Asked if she enjoyed the film, Fox recalled, "She seemed to laugh a couple of times — she wasn't booing it."
CNN's Jake Tapper stopped by A Late Show with Stephen Colbert, speaking about the White House transition and COVID-19.
Tapper had just spoken with Dr. Fauci, and Colbert asked him if the current problems with the transition to the new president-elect meant that Americans were "less safe."
"Of course," Tapper said. It is hard to come up with a sense of dismay that I feel covering this just because it's just the transfer of power. We go through this every 4-8 years, and this Kabuki, this pretense that everybody should be coddling Donald Trump's feelings like he's a 5-year-old whose pet turtle just died, and we should all just worry about him, and not have people preparing to take over, I just don't even know what to say."
Colbert remembered when he spoke to Tapper in 2018, when the news anchor told him he just "wanted facts to be respected again in this country." Tapper said it's "even worse today than it was in 2018."
Colbert stressed, though, that this could come from "the top" and if the president accepted facts, that could flow down to the rest of Americans.

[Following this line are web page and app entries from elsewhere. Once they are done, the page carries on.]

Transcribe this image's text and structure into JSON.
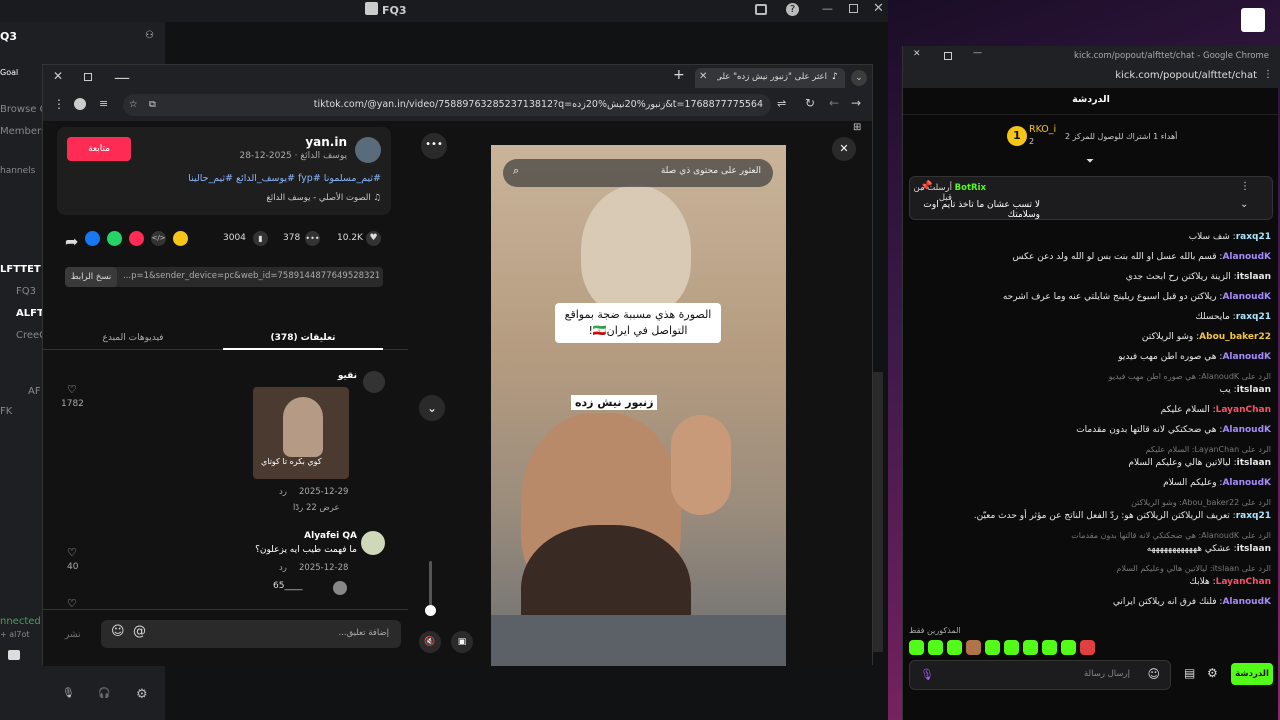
{
  "bg_app": {
    "title": "FQ3",
    "server": "Q3",
    "side": [
      "Goal",
      "Browse Ch",
      "Members",
      "hannels"
    ],
    "names": [
      "LFTTET",
      "FQ3",
      "ALFTT",
      "CreeC",
      "AF",
      "FK"
    ],
    "connected": "nnected",
    "connected_sub": "+ al7ot"
  },
  "tiktok": {
    "tab_title": "اعثر على \"زنبور نيش زده\" على",
    "url": "tiktok.com/@yan.in/video/7588976328523713812?q=زنبور%20نيش%20زده&t=1768877775564",
    "author": "yan.in",
    "author_sub": "يوسف الدائغ · 2025-12-28",
    "follow": "متابعة",
    "hashtags": "#ثيم_مسلمونا #fyp #يوسف_الدائع #ثيم_حالينا",
    "sound": "الصوت الأصلي - يوسف الدائغ",
    "likes": "10.2K",
    "comments": "378",
    "saves": "3004",
    "link": "...p=1&sender_device=pc&web_id=7589144877649528321",
    "copy_link": "نسخ الرابط",
    "tab_comments": "تعليقات (378)",
    "tab_videos": "فيديوهات المبدع",
    "comments_list": [
      {
        "user": "نقيو",
        "sticker": "كوي بكره تا كوتاي",
        "date": "2025-12-29",
        "reply": "رد",
        "likes": "1782",
        "view_replies": "عرض 22 ردًا"
      },
      {
        "user": "Alyafei QA",
        "text": "ما فهمت طيب ايه يزعلون؟",
        "date": "2025-12-28",
        "reply": "رد",
        "likes": "40"
      },
      {
        "user": "65____"
      }
    ],
    "comment_placeholder": "إضافة تعليق...",
    "post": "نشر",
    "search_placeholder": "العثور على محتوى ذي صلة",
    "caption": "الصورة هذي مسببة ضجة بمواقع التواصل في ايران🇮🇷!",
    "video_text": "زنبور نيش زده"
  },
  "chat": {
    "win_title": "kick.com/popout/alfttet/chat - Google Chrome",
    "url": "kick.com/popout/alfttet/chat",
    "header": "الدردشة",
    "top_gifter": "RKO_i",
    "top_gifter_count": "2",
    "gift_text": "أهداء 1 اشتراك للوصول للمركز 2",
    "pinned_by": "BotRix",
    "pinned_sent": "أرسلت من قبل",
    "pinned_text": "لا تسب عشان ما تاخذ تايم اوت وسلامتك",
    "messages": [
      {
        "type": "msg",
        "user": "raxq21",
        "color": "#a8e6ff",
        "text": "شف سلاب"
      },
      {
        "type": "msg",
        "user": "AlanoudK",
        "color": "#a78bfa",
        "text": "قسم بالله عسل او الله بنت بس لو الله ولد دعن عكس"
      },
      {
        "type": "msg",
        "user": "itslaan",
        "color": "#e8e8e8",
        "text": "الزينة ريلاكتن رح ابحث جدي"
      },
      {
        "type": "msg",
        "user": "AlanoudK",
        "color": "#a78bfa",
        "text": "ريلاكتن دو قبل اسبوع ريلينج شايلتي عنه وما عرف اشرحه"
      },
      {
        "type": "msg",
        "user": "raxq21",
        "color": "#a8e6ff",
        "text": "مايحسلك"
      },
      {
        "type": "msg",
        "user": "Abou_baker22",
        "color": "#f5c542",
        "text": "وشو الريلاكتن"
      },
      {
        "type": "msg",
        "user": "AlanoudK",
        "color": "#a78bfa",
        "text": "هي صوره اطن مهب فيديو"
      },
      {
        "type": "reply",
        "text": "الرد على AlanoudK: هي صوره اطن مهب فيديو"
      },
      {
        "type": "msg",
        "user": "itslaan",
        "color": "#e8e8e8",
        "text": "يب"
      },
      {
        "type": "msg",
        "user": "LayanChan",
        "color": "#ff4d6d",
        "text": "السلام عليكم"
      },
      {
        "type": "msg",
        "user": "AlanoudK",
        "color": "#a78bfa",
        "text": "هي ضحكتكي لانه قالتها بدون مقدمات"
      },
      {
        "type": "reply",
        "text": "الرد على LayanChan: السلام عليكم"
      },
      {
        "type": "msg",
        "user": "itslaan",
        "color": "#e8e8e8",
        "text": "ليالاتين هالي وعليكم السلام"
      },
      {
        "type": "msg",
        "user": "AlanoudK",
        "color": "#a78bfa",
        "text": "وعليكم السلام"
      },
      {
        "type": "reply",
        "text": "الرد على Abou_baker22: وشو الريلاكتن"
      },
      {
        "type": "msg",
        "user": "raxq21",
        "color": "#a8e6ff",
        "text": "تعريف الريلاكتن الريلاكتن هو: ردّ الفعل الناتج عن مؤثر أو حدث معيّن."
      },
      {
        "type": "reply",
        "text": "الرد على AlanoudK: هي ضحكتكي لانه قالتها بدون مقدمات"
      },
      {
        "type": "msg",
        "user": "itslaan",
        "color": "#e8e8e8",
        "text": "عشكي ههههههههههههه"
      },
      {
        "type": "reply",
        "text": "الرد على itslaan: ليالاتين هالي وعليكم السلام"
      },
      {
        "type": "msg",
        "user": "LayanChan",
        "color": "#ff4d6d",
        "text": "هلابك"
      },
      {
        "type": "msg",
        "user": "AlanoudK",
        "color": "#a78bfa",
        "text": "فلنك فرق انه ريلاكتن ايراني"
      }
    ],
    "emote_label": "المذكورين فقط",
    "input_placeholder": "إرسال رسالة",
    "send": "الدردشة"
  },
  "colors": {
    "follow": "#fe2c55",
    "kick_green": "#53fc18"
  }
}
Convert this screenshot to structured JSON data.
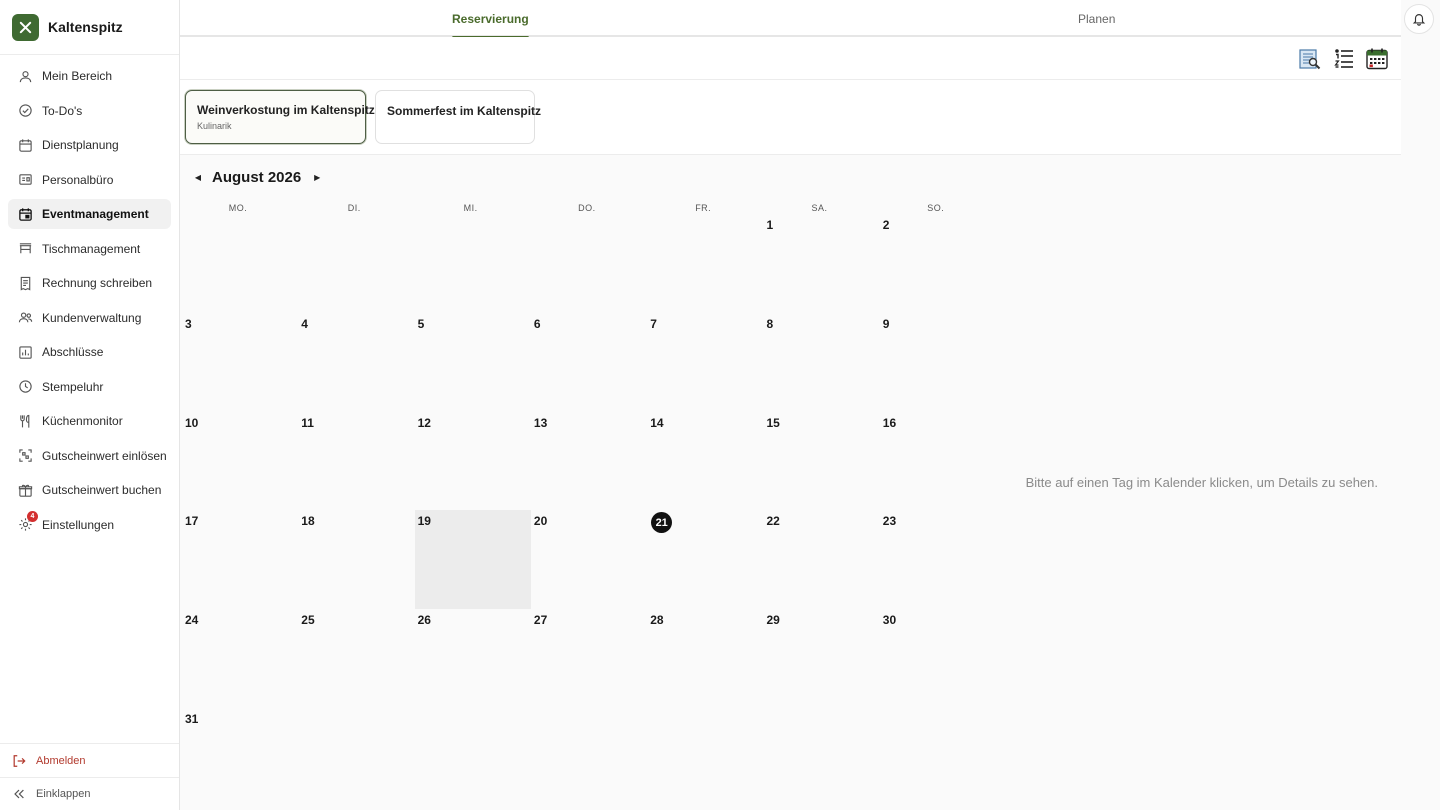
{
  "app": {
    "name": "Kaltenspitz"
  },
  "sidebar": {
    "items": [
      {
        "label": "Mein Bereich",
        "icon": "user-icon"
      },
      {
        "label": "To-Do's",
        "icon": "check-circle-icon"
      },
      {
        "label": "Dienstplanung",
        "icon": "calendar-icon"
      },
      {
        "label": "Personalbüro",
        "icon": "id-card-icon"
      },
      {
        "label": "Eventmanagement",
        "icon": "calendar-event-icon",
        "active": true
      },
      {
        "label": "Tischmanagement",
        "icon": "table-icon"
      },
      {
        "label": "Rechnung schreiben",
        "icon": "receipt-icon"
      },
      {
        "label": "Kundenverwaltung",
        "icon": "users-icon"
      },
      {
        "label": "Abschlüsse",
        "icon": "bar-chart-icon"
      },
      {
        "label": "Stempeluhr",
        "icon": "clock-icon"
      },
      {
        "label": "Küchenmonitor",
        "icon": "cutlery-icon"
      },
      {
        "label": "Gutscheinwert einlösen",
        "icon": "scan-icon"
      },
      {
        "label": "Gutscheinwert buchen",
        "icon": "gift-icon"
      },
      {
        "label": "Einstellungen",
        "icon": "gear-icon",
        "badge": "4"
      }
    ],
    "logout_label": "Abmelden",
    "collapse_label": "Einklappen"
  },
  "tabs": {
    "reservation": "Reservierung",
    "planning": "Planen"
  },
  "events": [
    {
      "title": "Weinverkostung im Kaltenspitz",
      "subtitle": "Kulinarik",
      "selected": true
    },
    {
      "title": "Sommerfest im Kaltenspitz",
      "subtitle": ""
    }
  ],
  "calendar": {
    "month_label": "August 2026",
    "weekdays": [
      "MO.",
      "DI.",
      "MI.",
      "DO.",
      "FR.",
      "SA.",
      "SO."
    ],
    "days": [
      "1",
      "2",
      "3",
      "4",
      "5",
      "6",
      "7",
      "8",
      "9",
      "10",
      "11",
      "12",
      "13",
      "14",
      "15",
      "16",
      "17",
      "18",
      "19",
      "20",
      "21",
      "22",
      "23",
      "24",
      "25",
      "26",
      "27",
      "28",
      "29",
      "30",
      "31"
    ],
    "today": "21",
    "hovered": "19"
  },
  "hint": "Bitte auf einen Tag im Kalender klicken, um Details zu sehen.",
  "colors": {
    "brand": "#3f6a32",
    "accent": "#4a6b2c",
    "danger": "#d32f2f"
  }
}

Tapper agreed, "Theoretically, that's the hope for those of us who are in the fact-loving business."